The Hangover Part II
I’ve decided not to bitch and moan, like other reviewers, about the fundamental laziness of this sequel. Sure, it would’ve been nice if they’d made an attempt to justify the ingenious conceit of the first with an equally clever set up to the sequel; but as rashly greenlighted scripts go, this isn’t too bad. In order to explain the basic plot of The Hangover Part II I’d recommend going and watching The Hangover (if you haven’t already). Now, if our tiny minds can make the leap, transplant that idea from Las Vegas to Bangkok and there you go: a big money sequel.
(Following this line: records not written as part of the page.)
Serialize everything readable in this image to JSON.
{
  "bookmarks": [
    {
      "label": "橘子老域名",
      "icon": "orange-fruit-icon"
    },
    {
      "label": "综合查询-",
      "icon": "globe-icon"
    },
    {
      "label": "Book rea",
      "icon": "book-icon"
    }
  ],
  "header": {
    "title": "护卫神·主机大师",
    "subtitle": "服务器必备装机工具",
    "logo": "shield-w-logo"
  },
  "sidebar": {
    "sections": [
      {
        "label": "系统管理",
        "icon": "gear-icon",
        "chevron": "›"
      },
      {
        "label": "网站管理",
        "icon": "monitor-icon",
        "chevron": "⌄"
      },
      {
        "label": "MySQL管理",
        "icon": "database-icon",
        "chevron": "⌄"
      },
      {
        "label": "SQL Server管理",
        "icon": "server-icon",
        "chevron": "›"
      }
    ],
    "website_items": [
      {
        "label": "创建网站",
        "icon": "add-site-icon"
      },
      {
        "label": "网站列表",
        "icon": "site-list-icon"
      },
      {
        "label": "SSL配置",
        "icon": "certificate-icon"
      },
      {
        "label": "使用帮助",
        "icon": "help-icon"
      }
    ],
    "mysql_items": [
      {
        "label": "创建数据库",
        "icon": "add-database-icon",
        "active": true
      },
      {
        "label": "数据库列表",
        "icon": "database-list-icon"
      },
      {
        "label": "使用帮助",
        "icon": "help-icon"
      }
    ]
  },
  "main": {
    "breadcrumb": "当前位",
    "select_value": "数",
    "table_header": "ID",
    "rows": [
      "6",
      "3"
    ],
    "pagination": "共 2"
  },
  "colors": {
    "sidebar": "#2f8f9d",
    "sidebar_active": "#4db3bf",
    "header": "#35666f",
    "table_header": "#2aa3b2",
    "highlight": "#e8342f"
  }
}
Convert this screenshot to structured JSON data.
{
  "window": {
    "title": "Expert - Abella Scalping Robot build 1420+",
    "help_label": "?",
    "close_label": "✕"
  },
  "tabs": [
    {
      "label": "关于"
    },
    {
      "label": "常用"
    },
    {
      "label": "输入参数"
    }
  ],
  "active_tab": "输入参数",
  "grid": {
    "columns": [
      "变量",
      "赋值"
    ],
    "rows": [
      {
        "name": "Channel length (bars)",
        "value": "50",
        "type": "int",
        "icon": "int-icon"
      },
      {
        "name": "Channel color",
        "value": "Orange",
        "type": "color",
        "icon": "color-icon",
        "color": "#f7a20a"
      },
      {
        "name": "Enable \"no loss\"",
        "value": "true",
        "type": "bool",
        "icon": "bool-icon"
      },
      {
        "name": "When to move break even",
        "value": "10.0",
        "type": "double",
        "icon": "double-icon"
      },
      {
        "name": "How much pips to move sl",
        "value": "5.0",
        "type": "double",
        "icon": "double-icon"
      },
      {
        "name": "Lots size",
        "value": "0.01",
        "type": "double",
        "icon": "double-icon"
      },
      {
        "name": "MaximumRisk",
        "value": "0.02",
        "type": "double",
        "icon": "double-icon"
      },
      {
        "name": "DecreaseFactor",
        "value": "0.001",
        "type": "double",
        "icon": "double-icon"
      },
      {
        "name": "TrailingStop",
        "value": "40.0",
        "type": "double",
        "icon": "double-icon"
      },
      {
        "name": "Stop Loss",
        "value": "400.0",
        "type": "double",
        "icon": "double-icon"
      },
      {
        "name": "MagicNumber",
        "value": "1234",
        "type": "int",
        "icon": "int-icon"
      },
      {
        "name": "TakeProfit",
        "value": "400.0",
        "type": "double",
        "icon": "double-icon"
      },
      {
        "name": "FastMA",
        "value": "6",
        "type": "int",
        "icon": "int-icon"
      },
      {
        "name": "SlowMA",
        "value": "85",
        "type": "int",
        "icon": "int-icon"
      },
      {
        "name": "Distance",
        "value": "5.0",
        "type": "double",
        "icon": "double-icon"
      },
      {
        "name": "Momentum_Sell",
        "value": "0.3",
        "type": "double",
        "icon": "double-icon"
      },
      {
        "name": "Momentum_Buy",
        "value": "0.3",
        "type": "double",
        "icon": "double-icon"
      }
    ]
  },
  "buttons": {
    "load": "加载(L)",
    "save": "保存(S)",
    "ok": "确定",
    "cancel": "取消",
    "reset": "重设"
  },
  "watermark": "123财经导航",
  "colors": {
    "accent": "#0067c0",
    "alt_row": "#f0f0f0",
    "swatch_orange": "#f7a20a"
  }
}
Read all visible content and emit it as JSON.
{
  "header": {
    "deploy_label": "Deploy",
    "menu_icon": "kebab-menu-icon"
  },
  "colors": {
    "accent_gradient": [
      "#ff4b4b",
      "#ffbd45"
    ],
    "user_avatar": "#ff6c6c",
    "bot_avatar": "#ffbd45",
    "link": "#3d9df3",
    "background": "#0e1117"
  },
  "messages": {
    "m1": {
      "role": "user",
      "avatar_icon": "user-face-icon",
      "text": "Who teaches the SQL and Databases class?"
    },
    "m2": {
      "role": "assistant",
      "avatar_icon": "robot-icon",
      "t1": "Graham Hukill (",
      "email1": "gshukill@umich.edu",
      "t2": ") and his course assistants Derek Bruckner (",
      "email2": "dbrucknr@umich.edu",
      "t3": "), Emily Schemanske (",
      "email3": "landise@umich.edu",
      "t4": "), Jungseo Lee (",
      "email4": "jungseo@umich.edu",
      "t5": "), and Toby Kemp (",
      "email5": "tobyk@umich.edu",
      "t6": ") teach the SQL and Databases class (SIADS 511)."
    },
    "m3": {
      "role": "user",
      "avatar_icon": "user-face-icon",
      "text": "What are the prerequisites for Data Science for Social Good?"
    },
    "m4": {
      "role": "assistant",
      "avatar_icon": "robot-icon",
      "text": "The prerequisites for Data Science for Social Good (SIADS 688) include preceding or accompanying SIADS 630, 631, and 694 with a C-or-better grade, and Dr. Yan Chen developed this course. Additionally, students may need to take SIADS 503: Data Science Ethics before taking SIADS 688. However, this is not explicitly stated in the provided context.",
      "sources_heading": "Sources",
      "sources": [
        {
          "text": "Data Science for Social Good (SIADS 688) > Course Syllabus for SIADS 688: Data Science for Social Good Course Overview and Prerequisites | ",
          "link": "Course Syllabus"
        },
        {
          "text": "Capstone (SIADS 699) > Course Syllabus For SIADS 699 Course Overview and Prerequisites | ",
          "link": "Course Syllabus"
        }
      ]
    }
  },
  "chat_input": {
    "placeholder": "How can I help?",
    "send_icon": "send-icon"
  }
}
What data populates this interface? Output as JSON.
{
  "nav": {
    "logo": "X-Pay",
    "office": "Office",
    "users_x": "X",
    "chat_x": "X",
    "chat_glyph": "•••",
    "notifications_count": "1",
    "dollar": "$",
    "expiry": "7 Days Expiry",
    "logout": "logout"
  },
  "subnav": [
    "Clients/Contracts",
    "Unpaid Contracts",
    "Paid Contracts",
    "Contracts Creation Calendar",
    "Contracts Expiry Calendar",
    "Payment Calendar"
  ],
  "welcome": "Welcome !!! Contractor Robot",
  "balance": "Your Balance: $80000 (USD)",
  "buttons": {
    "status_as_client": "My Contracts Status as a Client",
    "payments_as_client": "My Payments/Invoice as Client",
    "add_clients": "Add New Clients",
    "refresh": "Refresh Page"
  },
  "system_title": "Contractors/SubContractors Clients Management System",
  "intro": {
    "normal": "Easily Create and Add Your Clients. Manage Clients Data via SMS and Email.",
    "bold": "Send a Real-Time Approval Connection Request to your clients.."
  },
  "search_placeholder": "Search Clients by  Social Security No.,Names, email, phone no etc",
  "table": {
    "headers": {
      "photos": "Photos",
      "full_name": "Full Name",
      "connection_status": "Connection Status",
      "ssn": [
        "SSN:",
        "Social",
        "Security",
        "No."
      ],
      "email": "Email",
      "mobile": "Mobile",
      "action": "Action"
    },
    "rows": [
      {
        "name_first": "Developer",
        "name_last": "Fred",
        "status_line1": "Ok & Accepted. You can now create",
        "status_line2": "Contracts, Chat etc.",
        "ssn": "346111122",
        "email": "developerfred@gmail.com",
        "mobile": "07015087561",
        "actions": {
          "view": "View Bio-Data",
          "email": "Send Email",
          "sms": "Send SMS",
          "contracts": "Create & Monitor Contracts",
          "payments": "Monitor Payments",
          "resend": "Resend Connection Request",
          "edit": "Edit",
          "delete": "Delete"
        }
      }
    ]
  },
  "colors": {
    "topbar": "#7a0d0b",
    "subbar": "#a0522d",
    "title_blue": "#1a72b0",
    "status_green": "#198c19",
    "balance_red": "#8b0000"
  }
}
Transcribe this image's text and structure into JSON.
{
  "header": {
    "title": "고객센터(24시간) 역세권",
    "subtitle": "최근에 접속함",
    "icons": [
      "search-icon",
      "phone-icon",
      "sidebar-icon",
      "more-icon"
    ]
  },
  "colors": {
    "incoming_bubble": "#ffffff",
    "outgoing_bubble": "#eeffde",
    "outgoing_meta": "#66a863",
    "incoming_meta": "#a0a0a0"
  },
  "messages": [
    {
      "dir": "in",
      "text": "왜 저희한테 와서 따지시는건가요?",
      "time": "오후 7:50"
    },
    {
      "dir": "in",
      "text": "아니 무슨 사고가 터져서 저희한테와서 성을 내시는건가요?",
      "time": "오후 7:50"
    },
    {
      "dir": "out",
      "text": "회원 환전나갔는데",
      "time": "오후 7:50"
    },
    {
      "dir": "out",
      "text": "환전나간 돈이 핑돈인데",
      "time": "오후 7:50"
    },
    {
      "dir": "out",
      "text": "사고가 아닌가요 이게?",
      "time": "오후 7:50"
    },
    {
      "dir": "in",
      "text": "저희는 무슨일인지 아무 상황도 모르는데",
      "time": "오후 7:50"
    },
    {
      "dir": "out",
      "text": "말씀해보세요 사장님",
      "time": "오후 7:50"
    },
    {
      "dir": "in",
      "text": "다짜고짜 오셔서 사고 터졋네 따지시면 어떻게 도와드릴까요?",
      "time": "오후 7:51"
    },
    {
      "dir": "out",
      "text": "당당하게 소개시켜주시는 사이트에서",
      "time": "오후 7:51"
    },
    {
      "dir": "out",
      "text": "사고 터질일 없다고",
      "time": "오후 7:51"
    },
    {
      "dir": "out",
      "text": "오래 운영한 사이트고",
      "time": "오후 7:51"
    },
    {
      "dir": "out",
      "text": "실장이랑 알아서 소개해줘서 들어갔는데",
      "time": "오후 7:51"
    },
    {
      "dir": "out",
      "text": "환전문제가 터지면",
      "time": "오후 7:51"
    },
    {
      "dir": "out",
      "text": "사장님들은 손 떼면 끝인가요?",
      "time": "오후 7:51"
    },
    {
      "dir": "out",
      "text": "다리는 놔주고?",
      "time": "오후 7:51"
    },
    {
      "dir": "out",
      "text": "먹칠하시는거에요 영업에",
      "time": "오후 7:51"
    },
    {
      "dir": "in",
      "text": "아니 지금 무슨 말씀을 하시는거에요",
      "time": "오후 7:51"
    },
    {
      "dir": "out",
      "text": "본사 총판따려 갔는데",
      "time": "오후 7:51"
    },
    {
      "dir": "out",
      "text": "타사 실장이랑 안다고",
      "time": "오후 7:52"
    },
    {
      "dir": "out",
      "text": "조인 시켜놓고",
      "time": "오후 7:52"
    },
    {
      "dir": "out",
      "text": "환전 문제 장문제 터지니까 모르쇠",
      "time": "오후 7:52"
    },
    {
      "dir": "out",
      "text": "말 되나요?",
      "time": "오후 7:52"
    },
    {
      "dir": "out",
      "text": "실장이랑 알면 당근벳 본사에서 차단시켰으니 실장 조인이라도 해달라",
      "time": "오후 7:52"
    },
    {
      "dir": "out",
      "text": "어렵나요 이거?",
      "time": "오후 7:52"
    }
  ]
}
It’s clear that they wanted to take the most popular aspects of the original and dial them up to eleven here. Ken Jeong obviously made an impression during his cameo as he is the shiny new McGuffin here. Bradley Cooper takes his dude/dick act to a new level, as does Ed Helms of his neurotic/maniac one. Zach Galifianakis’ Alan doesn’t have the element of originality or surprise that he had in the original (OMG he roofied them?!?!) but it’s an act that would have difficulty getting too old. Justin Bartha is not trusted to join The Wolfpack and, for the second time in two films, Jeffrey Tambor is underused. Jamie Chung makes a nice addition as Stu’s fiancé although you might be left wondering what went right.
A lot of talk was given to Mel Gibson’s cameo and the fact that he was replaced by Liam Neeson. Well, Neeson was subsequently replaced by Nick Cassavetes and somewhere along the line the entire purpose of the role was lost. Tyson reappears in his strangest role yet but Bill Clinton fails to make a fabled appearance. The whole cast his put together in a higgledy piggledy sort of way when really all anyone is interested in is Cooper, Helms and Galifianakis.
Don’t despair though, it is quite funny. It’s certainly grosser than the original, which was always a buddy comedy. I’ve seen the first film about 5 times, because: a.) I’m a guy and b.) It’s always on Sky Movies. I’m sure that the sequel will have the same effect on all guys who aren’t to squeamish to see a disrobed lady-boy or a monkey licking Mr Chow’s penis. Yes, it descends into laziness with even the ‘lost camera’ gag being repeated at the end credits but I can forgive the makers because they’ve turned out a speedy sequel that’s not a total train wreck.
Don’t be too unforgiving because of the lack of originality, this is a film that is funny and well made even if it shares the exact same DNA as the first one.